Winter is over - finally! Along with the swarming of ants and the arrival of robins, a red peppering on the deciduous forest helps announce spring in Upstate New York.
Sadly, though, last winter's ice storm left gaping wounds on most trees, especially the maples. Their red patina seems like a bloody stain on the forest's black skeleton.
Maple tree flowers are not simply red. Put your nose to them and you'll see a mix of colors that code their structural complexity. Subtle yellow and green pistils are crowned by a burst of pale filaments, each of which is punctuated by a slate-blue anther. For fun, I'll explore the hidden hues of their pollen grains using a microscope. Dan Mazia, celebrated microscopist of the last
century once wrote, "... think with the eyes and see with the brain. Deep revelations into the nature of living things continue to travel on beams of light."
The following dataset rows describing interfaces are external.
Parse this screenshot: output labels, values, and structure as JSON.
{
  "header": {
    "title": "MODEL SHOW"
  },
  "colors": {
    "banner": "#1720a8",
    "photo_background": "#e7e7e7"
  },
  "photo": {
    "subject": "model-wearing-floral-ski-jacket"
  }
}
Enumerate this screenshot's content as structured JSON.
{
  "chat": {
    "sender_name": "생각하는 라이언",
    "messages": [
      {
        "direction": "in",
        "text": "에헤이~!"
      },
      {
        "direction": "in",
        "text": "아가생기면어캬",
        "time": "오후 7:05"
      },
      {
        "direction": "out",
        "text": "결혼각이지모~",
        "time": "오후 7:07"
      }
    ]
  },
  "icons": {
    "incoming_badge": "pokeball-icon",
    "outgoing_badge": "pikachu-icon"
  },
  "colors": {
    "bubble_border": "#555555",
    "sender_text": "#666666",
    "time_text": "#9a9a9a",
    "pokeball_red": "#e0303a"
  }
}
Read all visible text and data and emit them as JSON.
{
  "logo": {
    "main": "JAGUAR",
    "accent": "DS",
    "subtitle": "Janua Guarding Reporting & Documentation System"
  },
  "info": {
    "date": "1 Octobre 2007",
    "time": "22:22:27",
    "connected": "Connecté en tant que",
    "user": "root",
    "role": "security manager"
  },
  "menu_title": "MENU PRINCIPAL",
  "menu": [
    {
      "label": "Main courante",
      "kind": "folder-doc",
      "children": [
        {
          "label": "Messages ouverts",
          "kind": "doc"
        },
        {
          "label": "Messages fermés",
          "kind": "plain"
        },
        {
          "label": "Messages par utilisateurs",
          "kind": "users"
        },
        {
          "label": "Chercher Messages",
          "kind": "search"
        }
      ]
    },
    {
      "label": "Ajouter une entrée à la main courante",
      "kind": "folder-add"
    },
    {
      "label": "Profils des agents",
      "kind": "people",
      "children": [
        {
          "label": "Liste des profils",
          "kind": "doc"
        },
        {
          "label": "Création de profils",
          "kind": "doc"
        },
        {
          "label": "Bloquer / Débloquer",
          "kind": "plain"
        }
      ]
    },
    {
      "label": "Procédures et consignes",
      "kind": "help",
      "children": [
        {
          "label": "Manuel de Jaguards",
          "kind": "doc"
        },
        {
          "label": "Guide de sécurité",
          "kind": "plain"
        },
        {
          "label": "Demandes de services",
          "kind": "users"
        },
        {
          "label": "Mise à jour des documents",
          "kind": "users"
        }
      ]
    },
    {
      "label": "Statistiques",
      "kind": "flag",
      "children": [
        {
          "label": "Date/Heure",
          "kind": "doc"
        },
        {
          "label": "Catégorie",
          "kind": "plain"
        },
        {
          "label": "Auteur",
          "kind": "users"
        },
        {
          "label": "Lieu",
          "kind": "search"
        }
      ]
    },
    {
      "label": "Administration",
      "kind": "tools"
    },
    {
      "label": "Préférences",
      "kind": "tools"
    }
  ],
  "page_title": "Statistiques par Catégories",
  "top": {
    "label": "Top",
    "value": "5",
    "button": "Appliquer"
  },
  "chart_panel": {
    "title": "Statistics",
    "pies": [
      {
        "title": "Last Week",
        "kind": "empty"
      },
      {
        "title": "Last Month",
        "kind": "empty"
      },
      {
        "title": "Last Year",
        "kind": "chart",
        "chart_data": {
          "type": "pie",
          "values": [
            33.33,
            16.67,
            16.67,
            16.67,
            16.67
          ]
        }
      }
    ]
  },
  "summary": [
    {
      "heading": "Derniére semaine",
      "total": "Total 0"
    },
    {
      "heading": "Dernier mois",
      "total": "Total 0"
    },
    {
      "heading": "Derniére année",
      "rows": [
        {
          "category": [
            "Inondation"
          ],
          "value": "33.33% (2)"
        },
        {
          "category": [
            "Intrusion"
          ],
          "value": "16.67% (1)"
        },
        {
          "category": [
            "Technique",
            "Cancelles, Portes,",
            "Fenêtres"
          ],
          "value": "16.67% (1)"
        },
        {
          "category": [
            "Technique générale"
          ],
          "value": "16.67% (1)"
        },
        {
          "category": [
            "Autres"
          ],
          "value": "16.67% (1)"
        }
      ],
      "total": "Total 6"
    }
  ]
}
In the lab, thinking and seeing are best done alone, and in silence. In the forest, I trust that beams of light will warm the trees and help heal the wounds of winter.